“Now that wouldn’t help your sales very much would it?” said a voice from behind
Keith and his dad.

Keith turned around to see the farm’s owner, Dr. Frank Gordon. “Mis-Mister
Gordon what are you doing here?” stuttered Keith.

“I uh, forgot my case,” Mr. Gordon said nervously. “That will be all Jerry,” he said, nodding to Pa. Mr. Gordon closed his briefcase on the ground, picked it up and left. The father and son watched Mr. Gordon walk out behind the barn to his car.

Keith noticed a white sheet of paper out of the corner of his eye. “Hey Pa, Mr.
Gordon forgot a paper.”

“Hmm,” Keith’s Pa picked up the paper and read it. “It says that Mr. Gordon is going bankrupt and that he doesn’t have enough money to keep the farms.” Pa kept reading to himself, then paused. “So if you got a job, you could probably buy the farm and we could use it as a house. We could keep the farm running.”

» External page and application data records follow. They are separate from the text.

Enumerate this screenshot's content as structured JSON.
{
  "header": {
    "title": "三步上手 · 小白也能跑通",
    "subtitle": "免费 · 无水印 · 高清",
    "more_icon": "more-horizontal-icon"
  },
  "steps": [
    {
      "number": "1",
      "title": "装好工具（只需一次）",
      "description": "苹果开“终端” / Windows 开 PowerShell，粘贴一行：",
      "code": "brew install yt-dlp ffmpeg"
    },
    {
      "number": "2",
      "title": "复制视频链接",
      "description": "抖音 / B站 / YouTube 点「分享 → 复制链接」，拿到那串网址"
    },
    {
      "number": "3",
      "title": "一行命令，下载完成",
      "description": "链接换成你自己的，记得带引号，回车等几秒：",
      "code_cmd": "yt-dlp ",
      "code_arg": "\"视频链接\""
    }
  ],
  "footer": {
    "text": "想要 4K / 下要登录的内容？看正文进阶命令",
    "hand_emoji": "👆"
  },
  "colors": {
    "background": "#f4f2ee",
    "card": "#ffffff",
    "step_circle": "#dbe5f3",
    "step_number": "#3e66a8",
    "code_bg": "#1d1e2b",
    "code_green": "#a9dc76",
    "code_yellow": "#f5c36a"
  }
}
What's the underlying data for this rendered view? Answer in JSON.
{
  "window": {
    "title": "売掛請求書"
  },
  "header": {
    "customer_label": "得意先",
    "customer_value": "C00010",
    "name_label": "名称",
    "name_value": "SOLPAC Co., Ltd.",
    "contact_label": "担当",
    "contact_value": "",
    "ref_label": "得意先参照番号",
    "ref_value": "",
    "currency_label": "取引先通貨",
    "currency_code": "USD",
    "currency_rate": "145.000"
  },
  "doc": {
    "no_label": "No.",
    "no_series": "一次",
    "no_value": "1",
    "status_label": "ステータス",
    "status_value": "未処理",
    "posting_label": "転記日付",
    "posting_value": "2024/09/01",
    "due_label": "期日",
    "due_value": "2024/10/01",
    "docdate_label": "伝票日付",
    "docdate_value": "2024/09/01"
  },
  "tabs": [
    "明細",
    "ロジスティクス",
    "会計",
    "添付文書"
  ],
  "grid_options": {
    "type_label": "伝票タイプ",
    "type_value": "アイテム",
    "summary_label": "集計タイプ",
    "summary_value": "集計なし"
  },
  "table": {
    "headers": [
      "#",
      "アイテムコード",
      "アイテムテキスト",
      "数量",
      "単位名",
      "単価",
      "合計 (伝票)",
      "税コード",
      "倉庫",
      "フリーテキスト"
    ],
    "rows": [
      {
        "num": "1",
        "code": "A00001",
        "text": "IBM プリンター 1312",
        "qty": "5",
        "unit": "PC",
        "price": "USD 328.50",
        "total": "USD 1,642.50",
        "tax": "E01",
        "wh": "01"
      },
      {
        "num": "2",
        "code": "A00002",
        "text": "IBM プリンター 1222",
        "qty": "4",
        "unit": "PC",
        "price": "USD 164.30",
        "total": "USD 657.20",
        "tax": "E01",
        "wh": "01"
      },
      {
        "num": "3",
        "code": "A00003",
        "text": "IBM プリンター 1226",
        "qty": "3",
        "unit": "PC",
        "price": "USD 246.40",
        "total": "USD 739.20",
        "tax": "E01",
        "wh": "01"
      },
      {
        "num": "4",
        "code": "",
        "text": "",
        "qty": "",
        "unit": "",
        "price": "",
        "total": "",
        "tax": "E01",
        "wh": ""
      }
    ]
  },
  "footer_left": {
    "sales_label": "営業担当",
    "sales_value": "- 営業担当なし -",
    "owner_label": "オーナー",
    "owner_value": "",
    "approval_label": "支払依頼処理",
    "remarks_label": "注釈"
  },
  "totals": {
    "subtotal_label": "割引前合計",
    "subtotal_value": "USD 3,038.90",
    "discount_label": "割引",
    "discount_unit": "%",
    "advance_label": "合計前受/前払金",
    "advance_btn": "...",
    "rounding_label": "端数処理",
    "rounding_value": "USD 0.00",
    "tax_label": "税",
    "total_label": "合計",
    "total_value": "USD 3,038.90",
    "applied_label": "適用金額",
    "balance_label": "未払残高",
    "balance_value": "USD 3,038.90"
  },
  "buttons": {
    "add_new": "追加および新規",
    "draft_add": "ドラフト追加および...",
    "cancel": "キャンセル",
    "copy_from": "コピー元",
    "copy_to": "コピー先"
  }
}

Keith looked surprised. He scratched his head and said, “Well, okay then. I guess
I should. I mean, I don’t want to be homeless.”

It was settled. “Well, okay then,” Pa nodded his head in approval.

Keith jogged back to the house and packed his things in his shabby, green suitcase. He kissed his mother, left the house, and got in the car. He started driving down the road to New York. Keith hoped to find a apartment and a job at White Castle. After ten months, he hoped to have enough money to support his family and buy the fox farm.

Works Cited
"Agnes Cole's Story of Fox Farming in Maine." Interview by Peggy Kneeland. Bangor Daily News (Bangor): 27-28. Print.

"One Thousand Attend Annual Chapman Picnic." The Sun Journal (Lewiston) 12 Sept. 1924: 34. Web. http://news.google.com/newspapers?id=rYkgAAAAIBAJ&sjid=M2UFAAAAIBAJ&dq=one%20thousand%20attend%20annual%20chapman%20picnic&pg=1185%2C6652314